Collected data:
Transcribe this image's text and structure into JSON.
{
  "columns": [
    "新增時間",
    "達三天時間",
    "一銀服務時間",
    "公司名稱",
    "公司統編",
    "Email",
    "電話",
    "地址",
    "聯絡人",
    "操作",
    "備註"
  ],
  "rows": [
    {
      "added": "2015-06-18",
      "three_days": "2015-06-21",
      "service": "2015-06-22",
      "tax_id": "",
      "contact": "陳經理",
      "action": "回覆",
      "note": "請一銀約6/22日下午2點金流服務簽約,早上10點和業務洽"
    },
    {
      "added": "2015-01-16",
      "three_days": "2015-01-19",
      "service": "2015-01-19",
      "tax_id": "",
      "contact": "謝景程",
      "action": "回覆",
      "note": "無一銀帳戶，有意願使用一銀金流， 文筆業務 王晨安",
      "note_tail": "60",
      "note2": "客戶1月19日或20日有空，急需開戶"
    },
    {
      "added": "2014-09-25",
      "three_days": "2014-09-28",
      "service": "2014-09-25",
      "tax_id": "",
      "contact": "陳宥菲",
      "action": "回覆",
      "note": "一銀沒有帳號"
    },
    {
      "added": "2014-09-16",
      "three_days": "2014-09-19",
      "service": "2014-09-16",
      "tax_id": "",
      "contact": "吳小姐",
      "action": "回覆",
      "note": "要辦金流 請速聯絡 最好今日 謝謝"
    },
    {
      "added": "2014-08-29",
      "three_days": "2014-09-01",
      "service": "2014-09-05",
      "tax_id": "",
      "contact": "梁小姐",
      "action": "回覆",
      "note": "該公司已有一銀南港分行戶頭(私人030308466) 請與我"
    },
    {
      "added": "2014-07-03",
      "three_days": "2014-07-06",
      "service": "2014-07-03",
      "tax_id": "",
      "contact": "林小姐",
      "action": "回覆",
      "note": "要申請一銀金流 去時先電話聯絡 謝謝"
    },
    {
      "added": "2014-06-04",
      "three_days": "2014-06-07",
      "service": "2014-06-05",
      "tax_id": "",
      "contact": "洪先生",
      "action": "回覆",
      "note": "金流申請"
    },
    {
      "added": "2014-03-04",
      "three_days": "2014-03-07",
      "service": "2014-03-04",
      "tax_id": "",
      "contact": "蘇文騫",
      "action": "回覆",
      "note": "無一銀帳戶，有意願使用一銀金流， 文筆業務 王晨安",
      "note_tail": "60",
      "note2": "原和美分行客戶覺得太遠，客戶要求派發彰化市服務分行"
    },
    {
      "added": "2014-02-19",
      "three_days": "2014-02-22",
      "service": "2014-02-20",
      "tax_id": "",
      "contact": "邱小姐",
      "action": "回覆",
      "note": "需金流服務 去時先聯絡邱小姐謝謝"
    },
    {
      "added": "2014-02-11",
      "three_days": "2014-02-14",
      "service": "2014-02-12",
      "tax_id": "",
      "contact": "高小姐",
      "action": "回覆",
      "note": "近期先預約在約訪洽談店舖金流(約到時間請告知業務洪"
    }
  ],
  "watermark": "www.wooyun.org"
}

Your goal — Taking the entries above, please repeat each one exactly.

Task response —
Transcribe this image's text and structure into JSON.
{
  "columns": [
    "新增時間",
    "達三天時間",
    "一銀服務時間",
    "公司名稱",
    "公司統編",
    "Email",
    "電話",
    "地址",
    "聯絡人",
    "操作",
    "備註"
  ],
  "rows": [
    {
      "added": "2015-06-18",
      "three_days": "2015-06-21",
      "service": "2015-06-22",
      "tax_id": "",
      "contact": "陳經理",
      "action": "回覆",
      "note": "請一銀約6/22日下午2點金流服務簽約,早上10點和業務洽"
    },
    {
      "added": "2015-01-16",
      "three_days": "2015-01-19",
      "service": "2015-01-19",
      "tax_id": "",
      "contact": "謝景程",
      "action": "回覆",
      "note": "無一銀帳戶，有意願使用一銀金流， 文筆業務 王晨安",
      "note_tail": "60",
      "note2": "客戶1月19日或20日有空，急需開戶"
    },
    {
      "added": "2014-09-25",
      "three_days": "2014-09-28",
      "service": "2014-09-25",
      "tax_id": "",
      "contact": "陳宥菲",
      "action": "回覆",
      "note": "一銀沒有帳號"
    },
    {
      "added": "2014-09-16",
      "three_days": "2014-09-19",
      "service": "2014-09-16",
      "tax_id": "",
      "contact": "吳小姐",
      "action": "回覆",
      "note": "要辦金流 請速聯絡 最好今日 謝謝"
    },
    {
      "added": "2014-08-29",
      "three_days": "2014-09-01",
      "service": "2014-09-05",
      "tax_id": "",
      "contact": "梁小姐",
      "action": "回覆",
      "note": "該公司已有一銀南港分行戶頭(私人030308466) 請與我"
    },
    {
      "added": "2014-07-03",
      "three_days": "2014-07-06",
      "service": "2014-07-03",
      "tax_id": "",
      "contact": "林小姐",
      "action": "回覆",
      "note": "要申請一銀金流 去時先電話聯絡 謝謝"
    },
    {
      "added": "2014-06-04",
      "three_days": "2014-06-07",
      "service": "2014-06-05",
      "tax_id": "",
      "contact": "洪先生",
      "action": "回覆",
      "note": "金流申請"
    },
    {
      "added": "2014-03-04",
      "three_days": "2014-03-07",
      "service": "2014-03-04",
      "tax_id": "",
      "contact": "蘇文騫",
      "action": "回覆",
      "note": "無一銀帳戶，有意願使用一銀金流， 文筆業務 王晨安",
      "note_tail": "60",
      "note2": "原和美分行客戶覺得太遠，客戶要求派發彰化市服務分行"
    },
    {
      "added": "2014-02-19",
      "three_days": "2014-02-22",
      "service": "2014-02-20",
      "tax_id": "",
      "contact": "邱小姐",
      "action": "回覆",
      "note": "需金流服務 去時先聯絡邱小姐謝謝"
    },
    {
      "added": "2014-02-11",
      "three_days": "2014-02-14",
      "service": "2014-02-12",
      "tax_id": "",
      "contact": "高小姐",
      "action": "回覆",
      "note": "近期先預約在約訪洽談店舖金流(約到時間請告知業務洪"
    }
  ],
  "watermark": "www.wooyun.org"
}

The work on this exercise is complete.